= Beginning of Section =

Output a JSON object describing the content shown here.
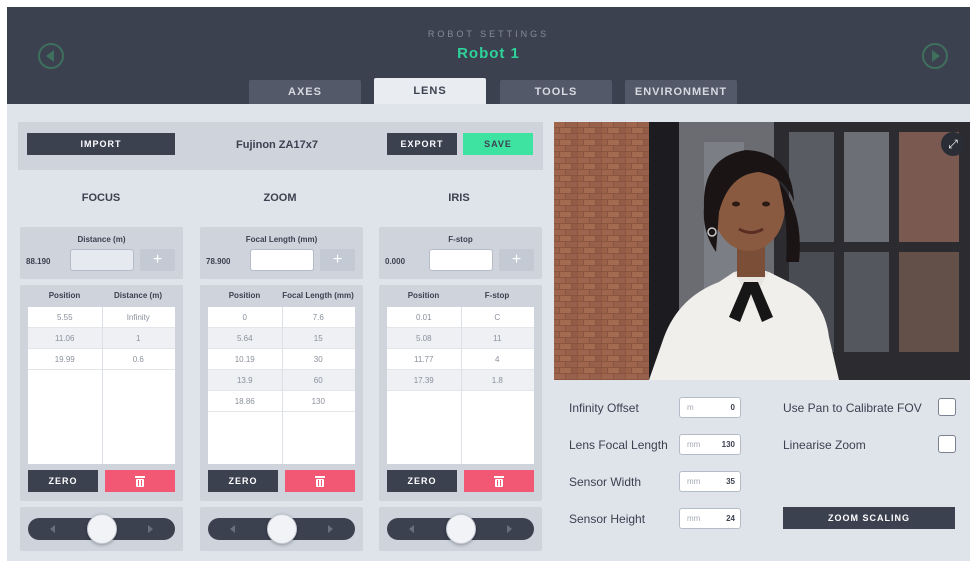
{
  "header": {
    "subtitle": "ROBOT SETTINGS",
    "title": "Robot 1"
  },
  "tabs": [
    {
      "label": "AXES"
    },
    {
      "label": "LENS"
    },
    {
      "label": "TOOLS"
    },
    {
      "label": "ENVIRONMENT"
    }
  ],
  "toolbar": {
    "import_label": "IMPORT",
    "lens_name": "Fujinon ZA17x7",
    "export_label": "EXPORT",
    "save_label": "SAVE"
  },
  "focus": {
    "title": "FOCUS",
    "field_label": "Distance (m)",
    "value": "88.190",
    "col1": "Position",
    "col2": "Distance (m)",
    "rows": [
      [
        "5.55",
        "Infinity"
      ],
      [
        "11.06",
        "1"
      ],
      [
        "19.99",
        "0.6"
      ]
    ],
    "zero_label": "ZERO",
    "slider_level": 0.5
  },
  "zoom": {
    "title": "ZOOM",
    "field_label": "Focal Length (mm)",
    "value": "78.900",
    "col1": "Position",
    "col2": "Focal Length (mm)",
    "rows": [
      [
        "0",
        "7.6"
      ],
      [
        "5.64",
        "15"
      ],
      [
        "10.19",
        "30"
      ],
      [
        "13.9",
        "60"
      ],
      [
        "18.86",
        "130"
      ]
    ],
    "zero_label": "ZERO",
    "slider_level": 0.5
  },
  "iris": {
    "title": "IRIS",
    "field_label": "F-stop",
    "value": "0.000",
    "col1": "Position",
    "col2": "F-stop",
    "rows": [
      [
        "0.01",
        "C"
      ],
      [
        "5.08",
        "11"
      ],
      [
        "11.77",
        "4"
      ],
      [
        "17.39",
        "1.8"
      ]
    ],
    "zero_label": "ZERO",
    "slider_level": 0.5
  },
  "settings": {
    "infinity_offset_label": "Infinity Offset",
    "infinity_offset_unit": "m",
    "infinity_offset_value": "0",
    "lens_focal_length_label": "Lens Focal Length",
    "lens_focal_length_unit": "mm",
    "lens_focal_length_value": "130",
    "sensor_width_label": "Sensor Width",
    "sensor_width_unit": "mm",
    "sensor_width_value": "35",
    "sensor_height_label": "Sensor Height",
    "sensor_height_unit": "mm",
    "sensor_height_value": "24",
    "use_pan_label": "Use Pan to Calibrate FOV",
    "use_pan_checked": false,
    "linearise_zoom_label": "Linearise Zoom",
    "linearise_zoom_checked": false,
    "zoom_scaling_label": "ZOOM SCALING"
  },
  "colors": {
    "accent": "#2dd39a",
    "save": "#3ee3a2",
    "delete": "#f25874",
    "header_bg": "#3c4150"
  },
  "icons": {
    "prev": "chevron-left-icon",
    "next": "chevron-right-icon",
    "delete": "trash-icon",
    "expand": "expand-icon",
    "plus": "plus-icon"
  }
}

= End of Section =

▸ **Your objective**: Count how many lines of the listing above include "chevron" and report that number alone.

▸ **Worked solution**: 2